[Part Two of a series about the Reds getting the next six months right. The first post covered the financial picture facing the Reds in 2015. Later posts will address blowing up the team, the specific need for hitting over pitching, the left field market, the terrible twos, trading a starting pitcher, Aroldis Chapman and building a better (and cheaper) bullpen.]
The financial context outlined in the previous post set the parameters for big-picture choices confronting the Cincinnati Reds this offseason. Broadly, those options fall into three categories: (1) Stay the course, (2) trade pitching for hitting and (3) blow up the team.
Options 1 and 2 are similar and relyÃ‚Â on this basic calculation: 2013 + 2014 = 2015.
Here’s the argument for that math. Those advocating “blow the Reds up” look at the 2013 and 2014 rosters and say the current core group has failed each of those years. They ask, why try another season with basically the same players? While it’s easy to be sympathetic to the frustration that spawns that conclusion, the problem with that thinking is that each of those seasons lacked significant pieces that are readily available in 2015.
The 2013 Reds, for example, not only didn’t have a healthy Johnny Cueto, they also didn’t have the new-and-improved Devin Mesoraco. That’s a Cy Young runner-up and an MVP-caliber hitter. That team won 90 games and made it to the play-in game. Imagine if they added 20-game winner Cueto and 25-homer Mesoraco.
The 2014 team had a litany of injuries, most notably Joey Votto and Jay Bruce. But add also the important limitations on Homer Bailey, Mat Latos, and Aroldis Chapman. Mesoraco also missed time twice on the DL.

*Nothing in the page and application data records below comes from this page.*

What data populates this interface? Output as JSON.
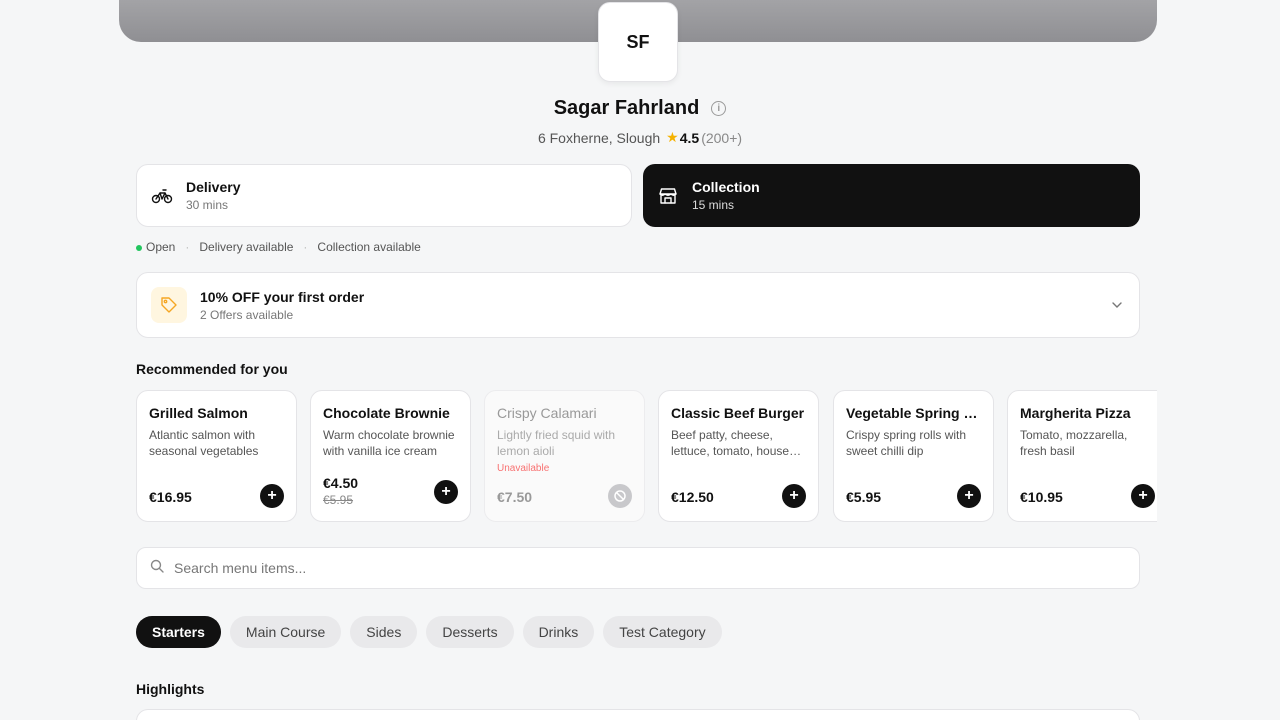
{
  "restaurant": {
    "initials": "SF",
    "name": "Sagar Fahrland",
    "address": "6 Foxherne, Slough",
    "rating": "4.5",
    "rating_count": "(200+)"
  },
  "modes": [
    {
      "label": "Delivery",
      "time": "30 mins",
      "icon": "bicycle-icon",
      "selected": false
    },
    {
      "label": "Collection",
      "time": "15 mins",
      "icon": "storefront-icon",
      "selected": true
    }
  ],
  "status": {
    "open": "Open",
    "delivery": "Delivery available",
    "collection": "Collection available",
    "open_color": "#22c55e"
  },
  "offer": {
    "title": "10% OFF your first order",
    "subtitle": "2 Offers available",
    "icon": "tag-icon"
  },
  "recommended": {
    "title": "Recommended for you",
    "items": [
      {
        "name": "Grilled Salmon",
        "description": "Atlantic salmon with seasonal vegetables",
        "price": "€16.95",
        "available": true
      },
      {
        "name": "Chocolate Brownie",
        "description": "Warm chocolate brownie with vanilla ice cream",
        "price": "€4.50",
        "old_price": "€5.95",
        "available": true
      },
      {
        "name": "Crispy Calamari",
        "description": "Lightly fried squid with lemon aioli",
        "price": "€7.50",
        "available": false,
        "flag": "Unavailable"
      },
      {
        "name": "Classic Beef Burger",
        "description": "Beef patty, cheese, lettuce, tomato, house sauce",
        "price": "€12.50",
        "available": true
      },
      {
        "name": "Vegetable Spring Rolls",
        "description": "Crispy spring rolls with sweet chilli dip",
        "price": "€5.95",
        "available": true
      },
      {
        "name": "Margherita Pizza",
        "description": "Tomato, mozzarella, fresh basil",
        "price": "€10.95",
        "available": true
      }
    ]
  },
  "search": {
    "placeholder": "Search menu items...",
    "value": ""
  },
  "categories": {
    "active": "Starters",
    "items": [
      "Starters",
      "Main Course",
      "Sides",
      "Desserts",
      "Drinks",
      "Test Category"
    ]
  },
  "highlights": {
    "title": "Highlights"
  },
  "colors": {
    "accent": "#111111",
    "unavailable": "#f87171",
    "rating_star": "#f5b200"
  }
}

Assembling the 2015 Reds primarily from the core, healthy parts of the 2013 and 2014 rosters would look like this:
From 2013 Ã‚Â Joey Votto returns healthy from his quad strain and hits .300/.430/.500 — a season at least as good as 2013. Ã‚Â Given what we know about his injury, there’s no reason to believe he won’t be back at 100 percent for spring training and the 2015 season. Votto and the Reds have been conservative with the timeline of his second return and he’s almost ready right now.
Jay Bruce comes back after having the offseason to rehabilitate his knee. The 28-year-old Bruce returns to his 2012 and 2013 Silver Slugger numbers – 30 home runs, 40 doubles and hits .260/.330/.500. Ã‚Â 2014 was an aberration caused by his mid-season knee surgery and too-quick return to play.
Mat Latos starts the year healthy and puts up his top-of-the-rotation career-average numbers.Ã‚Â Homer Bailey gets 30 healthy starts and pitches like he did in 2013 and the last couple months of 2014. Tony Cingrani returns to health and pitches capably in the bullpen.
From 2014 Ã‚Â Devin Mesoraco healthy at the start of the season, puts up .275/.350/.500 or better.Ã‚Â Todd Frazier hits .275/.335/.480 like he did in 2014 and 2012.Ã‚Â Johnny Cueto sets to work on another Cy YoungÃ‚Â season. Mike Leake continues his steady improvement. Aroldis Chapman strikes out half the batters he faces.
Start with that core of Votto, Bruce, Mesoraco and Frazier and stack those four bats 2-6 in the lineup. Cueto, Latos, Bailey, Leake and Simon in the rotation.A first-class starting rotation. All healthy. Add the defense-oriented guys up the middle — Billy Hamilton, Brandon Phillips and Zack Cozart. Aroldis Chapman closes.
That is not enough, however.
Even implementing a “stay the course” strategy, the Reds need a new left fielder. They could acquire one through free agency or trade.
After we look at the free agent options for LF and the qualities the Reds need in a left fielder, it may turn out that it would make sense to trade a starting pitcher to obtain a bigger LF upgrade.Ã‚Â But trading Mat Latos or Mike Leake, for example, for a bat isn’t “blowing the team up.” That trade would be a variation on the theme of sticking with the current core another year.
Others argue for a more radical approach to 2015 than the one outlined above. I’ll discuss that in the next post.
Getting the Offseason Right – Next: The big bang theory